Kudo’s: I’ve been using Bloglines lately as my news aggregator. It’s not perfect but it’s the best solution I’ve tried so far.
Work in the enterprise market can be a bit of a shocker.
I learnt most of what I know from communities of programmers and IA’s on the web. A lot of information is being shared. So when I started working in the enterprise application market a year ago, I hoped for something similar.
Nope. It is extremely hard to find the kind of down-to-earth information that is available in the open source world for enterprise applications like, say, SAP. Nobody’s sharing. No mailing lists on SAP, and I have yet to see a blog that discusses SAP. A search for blog+SAP yields almost nothing of relevance, except for SAP’s own blogs (not very good).
SAP itself does make an effort to make information available, but obviously, there’s always an angle there.
My SAP link of the day: iViewstudio.com. In the SAP Portals world, a portal consists of little iViews (like iframes) that contain functionality (things like change your address, search a database, view reports, …) iViewstudio lists the various iviews available from SAP and from other vendors. Look at the screenshots to get an idea – below is a small example of an iView.
Open Source Business Conference 2004: how to make dough with open source. Nice.

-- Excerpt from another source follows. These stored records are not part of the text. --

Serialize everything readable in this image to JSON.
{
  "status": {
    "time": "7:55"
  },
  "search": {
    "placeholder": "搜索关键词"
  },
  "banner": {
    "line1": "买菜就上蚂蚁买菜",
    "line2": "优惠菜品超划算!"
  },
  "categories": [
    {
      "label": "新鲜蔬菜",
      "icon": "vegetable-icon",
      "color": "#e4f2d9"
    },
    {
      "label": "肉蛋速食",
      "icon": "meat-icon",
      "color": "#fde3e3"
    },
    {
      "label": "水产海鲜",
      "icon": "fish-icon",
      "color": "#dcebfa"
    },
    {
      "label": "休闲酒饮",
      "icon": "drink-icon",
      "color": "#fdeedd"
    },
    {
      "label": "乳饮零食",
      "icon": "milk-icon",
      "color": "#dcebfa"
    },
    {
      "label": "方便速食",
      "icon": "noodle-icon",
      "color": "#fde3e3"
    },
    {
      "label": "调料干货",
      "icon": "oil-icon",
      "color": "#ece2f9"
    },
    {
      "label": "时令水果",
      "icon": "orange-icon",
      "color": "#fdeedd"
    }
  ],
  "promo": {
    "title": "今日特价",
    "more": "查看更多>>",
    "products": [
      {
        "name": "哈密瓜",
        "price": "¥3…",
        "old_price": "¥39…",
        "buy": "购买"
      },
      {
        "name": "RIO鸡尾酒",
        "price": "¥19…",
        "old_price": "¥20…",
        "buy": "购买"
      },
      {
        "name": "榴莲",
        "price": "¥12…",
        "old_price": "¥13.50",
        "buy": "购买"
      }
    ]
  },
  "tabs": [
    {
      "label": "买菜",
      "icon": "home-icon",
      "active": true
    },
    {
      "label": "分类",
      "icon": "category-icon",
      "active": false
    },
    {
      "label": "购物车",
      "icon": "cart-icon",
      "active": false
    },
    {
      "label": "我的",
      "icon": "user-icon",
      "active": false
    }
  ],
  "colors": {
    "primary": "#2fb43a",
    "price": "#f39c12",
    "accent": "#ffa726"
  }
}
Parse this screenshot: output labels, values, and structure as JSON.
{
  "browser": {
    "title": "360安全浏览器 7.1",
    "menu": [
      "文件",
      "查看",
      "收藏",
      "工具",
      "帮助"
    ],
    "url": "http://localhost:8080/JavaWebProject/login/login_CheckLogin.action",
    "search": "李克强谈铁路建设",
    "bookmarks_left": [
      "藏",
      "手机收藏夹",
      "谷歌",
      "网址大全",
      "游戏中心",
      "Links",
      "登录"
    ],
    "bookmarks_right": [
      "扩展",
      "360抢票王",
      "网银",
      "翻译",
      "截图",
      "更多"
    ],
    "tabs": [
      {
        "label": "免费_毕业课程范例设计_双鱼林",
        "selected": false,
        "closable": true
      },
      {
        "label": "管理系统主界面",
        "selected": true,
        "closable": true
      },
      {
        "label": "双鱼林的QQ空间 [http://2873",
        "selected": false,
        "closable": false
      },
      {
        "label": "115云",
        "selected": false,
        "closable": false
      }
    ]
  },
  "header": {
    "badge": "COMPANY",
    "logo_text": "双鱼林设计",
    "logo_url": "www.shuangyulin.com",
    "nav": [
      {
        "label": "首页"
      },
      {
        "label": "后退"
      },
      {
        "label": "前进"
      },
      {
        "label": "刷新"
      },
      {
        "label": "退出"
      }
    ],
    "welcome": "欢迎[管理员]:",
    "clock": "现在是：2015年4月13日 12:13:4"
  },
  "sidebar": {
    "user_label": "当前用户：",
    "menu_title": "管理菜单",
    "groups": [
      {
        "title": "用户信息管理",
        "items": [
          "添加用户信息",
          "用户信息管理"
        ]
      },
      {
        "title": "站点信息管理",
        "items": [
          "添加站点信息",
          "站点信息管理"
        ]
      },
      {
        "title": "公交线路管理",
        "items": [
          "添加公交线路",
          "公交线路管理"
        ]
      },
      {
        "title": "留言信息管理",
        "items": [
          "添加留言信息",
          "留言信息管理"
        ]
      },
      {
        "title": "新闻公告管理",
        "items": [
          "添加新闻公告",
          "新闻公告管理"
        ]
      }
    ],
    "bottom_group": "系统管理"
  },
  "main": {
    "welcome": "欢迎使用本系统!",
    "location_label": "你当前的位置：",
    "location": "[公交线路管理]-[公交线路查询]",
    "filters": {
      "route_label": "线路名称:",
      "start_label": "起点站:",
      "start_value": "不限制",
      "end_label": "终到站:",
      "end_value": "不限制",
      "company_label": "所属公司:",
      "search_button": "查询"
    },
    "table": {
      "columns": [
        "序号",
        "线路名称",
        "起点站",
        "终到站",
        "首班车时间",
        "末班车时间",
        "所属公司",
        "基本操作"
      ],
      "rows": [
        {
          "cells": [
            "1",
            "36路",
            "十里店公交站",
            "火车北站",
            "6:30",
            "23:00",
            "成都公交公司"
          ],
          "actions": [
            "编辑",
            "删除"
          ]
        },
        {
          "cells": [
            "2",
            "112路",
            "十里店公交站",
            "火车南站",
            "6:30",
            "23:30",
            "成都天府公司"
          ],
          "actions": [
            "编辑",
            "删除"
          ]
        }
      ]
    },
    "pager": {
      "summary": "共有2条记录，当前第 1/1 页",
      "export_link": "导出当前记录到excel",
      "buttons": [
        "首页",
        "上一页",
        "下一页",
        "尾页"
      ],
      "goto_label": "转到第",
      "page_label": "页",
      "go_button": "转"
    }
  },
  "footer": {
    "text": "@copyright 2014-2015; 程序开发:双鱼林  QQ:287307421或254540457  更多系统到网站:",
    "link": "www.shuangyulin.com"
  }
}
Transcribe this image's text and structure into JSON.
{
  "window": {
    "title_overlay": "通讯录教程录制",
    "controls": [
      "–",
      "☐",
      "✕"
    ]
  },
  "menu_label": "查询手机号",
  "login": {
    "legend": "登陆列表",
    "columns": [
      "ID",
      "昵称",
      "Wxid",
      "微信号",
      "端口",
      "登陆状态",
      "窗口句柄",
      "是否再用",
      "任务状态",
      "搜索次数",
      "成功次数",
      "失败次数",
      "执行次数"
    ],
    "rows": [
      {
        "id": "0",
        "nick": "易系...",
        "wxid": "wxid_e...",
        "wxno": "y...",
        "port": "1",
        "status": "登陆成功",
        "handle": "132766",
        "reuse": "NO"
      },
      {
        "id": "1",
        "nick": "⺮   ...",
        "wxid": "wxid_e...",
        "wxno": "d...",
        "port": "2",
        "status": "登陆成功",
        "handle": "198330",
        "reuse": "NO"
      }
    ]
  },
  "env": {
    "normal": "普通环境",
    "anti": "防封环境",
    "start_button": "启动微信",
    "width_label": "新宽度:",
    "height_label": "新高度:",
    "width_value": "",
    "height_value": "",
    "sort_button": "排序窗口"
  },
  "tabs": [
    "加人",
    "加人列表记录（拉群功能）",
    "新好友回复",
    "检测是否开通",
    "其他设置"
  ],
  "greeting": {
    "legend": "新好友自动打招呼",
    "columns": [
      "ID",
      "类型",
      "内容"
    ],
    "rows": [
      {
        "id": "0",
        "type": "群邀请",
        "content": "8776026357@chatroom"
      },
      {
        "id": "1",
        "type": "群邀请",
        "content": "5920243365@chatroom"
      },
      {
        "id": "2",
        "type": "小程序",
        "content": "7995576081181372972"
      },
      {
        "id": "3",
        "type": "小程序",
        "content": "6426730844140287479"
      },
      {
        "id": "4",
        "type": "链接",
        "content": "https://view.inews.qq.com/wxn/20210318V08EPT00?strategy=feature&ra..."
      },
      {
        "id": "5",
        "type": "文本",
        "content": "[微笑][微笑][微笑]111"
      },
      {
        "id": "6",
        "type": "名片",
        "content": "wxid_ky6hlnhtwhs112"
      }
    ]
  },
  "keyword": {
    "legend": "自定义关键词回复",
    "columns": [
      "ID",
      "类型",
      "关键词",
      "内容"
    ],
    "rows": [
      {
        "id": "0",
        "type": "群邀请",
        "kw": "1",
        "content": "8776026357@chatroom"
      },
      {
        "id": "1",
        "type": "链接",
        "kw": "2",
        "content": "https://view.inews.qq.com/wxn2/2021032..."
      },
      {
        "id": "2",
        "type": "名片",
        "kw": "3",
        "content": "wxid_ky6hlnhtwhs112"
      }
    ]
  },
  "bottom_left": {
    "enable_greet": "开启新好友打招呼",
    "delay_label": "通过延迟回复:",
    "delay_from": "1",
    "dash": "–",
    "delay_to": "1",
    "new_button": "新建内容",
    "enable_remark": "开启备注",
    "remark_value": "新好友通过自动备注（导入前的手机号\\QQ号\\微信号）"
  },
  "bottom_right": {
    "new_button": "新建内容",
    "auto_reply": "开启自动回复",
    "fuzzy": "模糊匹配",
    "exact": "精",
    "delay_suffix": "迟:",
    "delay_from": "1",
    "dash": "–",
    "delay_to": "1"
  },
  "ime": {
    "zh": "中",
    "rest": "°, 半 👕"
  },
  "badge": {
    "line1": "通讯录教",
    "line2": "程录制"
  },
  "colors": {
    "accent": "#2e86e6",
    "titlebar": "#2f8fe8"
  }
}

kuro5hin.org || Notes Toward a Moderation Economy: “Whether you call it Mojo, Karma, “Standing,” or something else, all content rating feedback systems have some sort of currency. While there are many different ways of acquiring and spending such capital, nobody seems to have implemented an economy varied enough to be robust. And this is the key to building a system which can be stable in the long term.” (via EiM)